7500 Movie Review: Joseph Gordon-Levitt saves the day, and the film
Debutant filmmaker Patrick Vollrath creates a promising backdrop that lets us ease into the discomfiting premise
Many of us are feeling cramped -- courtesy the lockdown – with many fantasising about their next vacation. 7500, the film, shows you why the comfort of your home is probably better, as opposed to its premise of an injured pilot locked in a claustrophobic cockpit, thousands of feet up, as terrorists try their best to bring down the only door that is between them both.
Director: Patrick Vollrath
Cast: Joseph Gordon-Levitt, Omid Memar, Murathan Muslu, Aylin Tezel
Streaming on: Amazon Prime
Post 9/11, there's been a whole host of films about plane hijackings. While most of these films focus on the trauma of the passengers and flight attendants, 7500 sets itself apart by concentrating on a co-pilot, Tobias Ellis (Joseph Gordon-Levitt) apart from the highjacker, an 18-year-old confused Vedat (Omid Memar). The 92-minutes film isn’t about fancy long shots across the length of the fuselage to capture emotions of occupants; it’s about plain capturing of the emotions and actions of two individuals who wish they aren't in the situation they find themselves.
Debutant filmmaker Patrick Vollrath creates a promising backdrop that lets us ease into the discomfiting premise of 7500. The opening sequence, framed from the view of security cameras that adorn the walls of the Berlin International Airport, shows how the passengers are scrutinised assiduously -- a major topic of discussion post 9/11. Ellis is accompanied by his girlfriend Gökce who happens to be a flight attendant in the same doomed aircraft. Right before takeoff, the couple discusses a trivial matter involving their son to which Ellis replies, "This isn't a disaster." Little does he know.
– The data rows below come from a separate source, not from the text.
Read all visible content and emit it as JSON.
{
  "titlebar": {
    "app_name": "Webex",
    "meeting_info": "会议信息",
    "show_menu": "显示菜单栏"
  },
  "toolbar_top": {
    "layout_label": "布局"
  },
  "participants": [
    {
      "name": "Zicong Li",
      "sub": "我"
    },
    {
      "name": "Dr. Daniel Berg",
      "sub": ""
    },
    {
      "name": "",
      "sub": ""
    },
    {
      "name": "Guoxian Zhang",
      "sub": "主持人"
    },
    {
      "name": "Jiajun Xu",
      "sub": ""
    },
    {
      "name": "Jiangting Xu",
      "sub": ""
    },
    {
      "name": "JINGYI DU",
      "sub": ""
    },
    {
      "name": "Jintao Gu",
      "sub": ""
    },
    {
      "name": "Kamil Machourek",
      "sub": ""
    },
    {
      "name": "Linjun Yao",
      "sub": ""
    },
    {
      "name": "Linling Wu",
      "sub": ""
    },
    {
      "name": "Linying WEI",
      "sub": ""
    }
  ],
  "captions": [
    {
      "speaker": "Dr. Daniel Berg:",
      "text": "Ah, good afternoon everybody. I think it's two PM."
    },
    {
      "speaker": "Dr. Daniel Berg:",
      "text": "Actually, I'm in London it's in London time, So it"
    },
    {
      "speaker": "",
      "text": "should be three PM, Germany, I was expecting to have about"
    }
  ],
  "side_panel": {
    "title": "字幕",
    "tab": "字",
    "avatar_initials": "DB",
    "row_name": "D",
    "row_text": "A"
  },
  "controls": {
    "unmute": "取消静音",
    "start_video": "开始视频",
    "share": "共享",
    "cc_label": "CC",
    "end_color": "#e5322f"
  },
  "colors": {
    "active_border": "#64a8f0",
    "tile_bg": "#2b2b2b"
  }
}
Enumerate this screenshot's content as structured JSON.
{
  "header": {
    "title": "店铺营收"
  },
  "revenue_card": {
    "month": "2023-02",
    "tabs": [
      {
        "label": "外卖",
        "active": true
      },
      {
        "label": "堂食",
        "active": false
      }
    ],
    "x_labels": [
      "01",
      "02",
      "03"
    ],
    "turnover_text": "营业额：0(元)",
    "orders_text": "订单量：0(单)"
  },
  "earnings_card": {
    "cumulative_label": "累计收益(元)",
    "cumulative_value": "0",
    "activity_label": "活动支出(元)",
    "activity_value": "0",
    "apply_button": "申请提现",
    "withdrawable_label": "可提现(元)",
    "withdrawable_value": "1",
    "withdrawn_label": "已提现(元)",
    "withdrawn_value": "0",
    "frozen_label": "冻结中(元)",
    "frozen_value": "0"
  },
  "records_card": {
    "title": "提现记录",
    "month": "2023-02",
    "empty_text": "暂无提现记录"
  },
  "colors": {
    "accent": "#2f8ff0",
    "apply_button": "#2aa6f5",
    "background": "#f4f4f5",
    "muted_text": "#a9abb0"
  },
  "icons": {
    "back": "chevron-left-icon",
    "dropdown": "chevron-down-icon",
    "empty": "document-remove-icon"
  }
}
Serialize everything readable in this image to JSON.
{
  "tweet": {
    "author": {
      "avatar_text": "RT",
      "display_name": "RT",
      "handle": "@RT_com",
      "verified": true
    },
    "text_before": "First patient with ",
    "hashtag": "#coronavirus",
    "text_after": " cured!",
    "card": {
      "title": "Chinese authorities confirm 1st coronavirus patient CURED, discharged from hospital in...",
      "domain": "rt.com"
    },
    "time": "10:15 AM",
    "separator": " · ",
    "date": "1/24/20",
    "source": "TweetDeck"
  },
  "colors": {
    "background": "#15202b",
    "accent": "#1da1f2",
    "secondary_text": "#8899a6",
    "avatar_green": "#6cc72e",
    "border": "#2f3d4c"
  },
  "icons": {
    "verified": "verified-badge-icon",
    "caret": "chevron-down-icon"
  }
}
The film, like the flight in a sense, starts smoothly and reaches a high when one of the hijackers manages to sneak into the cockpit and mortally wound Ellis' experienced co-pilot. This sets a series of events in motion as Ellis, who is also stabbed with glass shards, has to save himself, while trying to save the hostages who begin to killed one after the other. His task also is to calm the rest of the petrified passengers, engage in a discussion with the hijackers to smoothen things, and all the while, also steer a flight single-handedly (literally). We learn as much as Ellis does -- through the voice of a local air traffic controller via his headphones, a telephone that connects Ellis with the hijackers, and a single-angled video camera that shows what is unfolding outside the door. Vollrath maintains a sense of urgency and tension, with the eerie music adding to the claustrophobia, despite the flight being in the clouds.
Gordon-Levitt is great as the soft-spoken, yet level-headed, individual who can rise up to the occasion. The second half of the film though, falls into lots of familiarity, as the dynamics between Ellis and Memar fail to surprise us. The script resorts to cliches from several popular hostage thrillers. By the time we have a landing, the film too comes down from a nail-biting thriller it originally promised to be. Had the writing been consistent, 7500 would have made for the sort of intriguing watch it promises originally, but a spirited performance by Gordon-Levitt still saves it somewhat.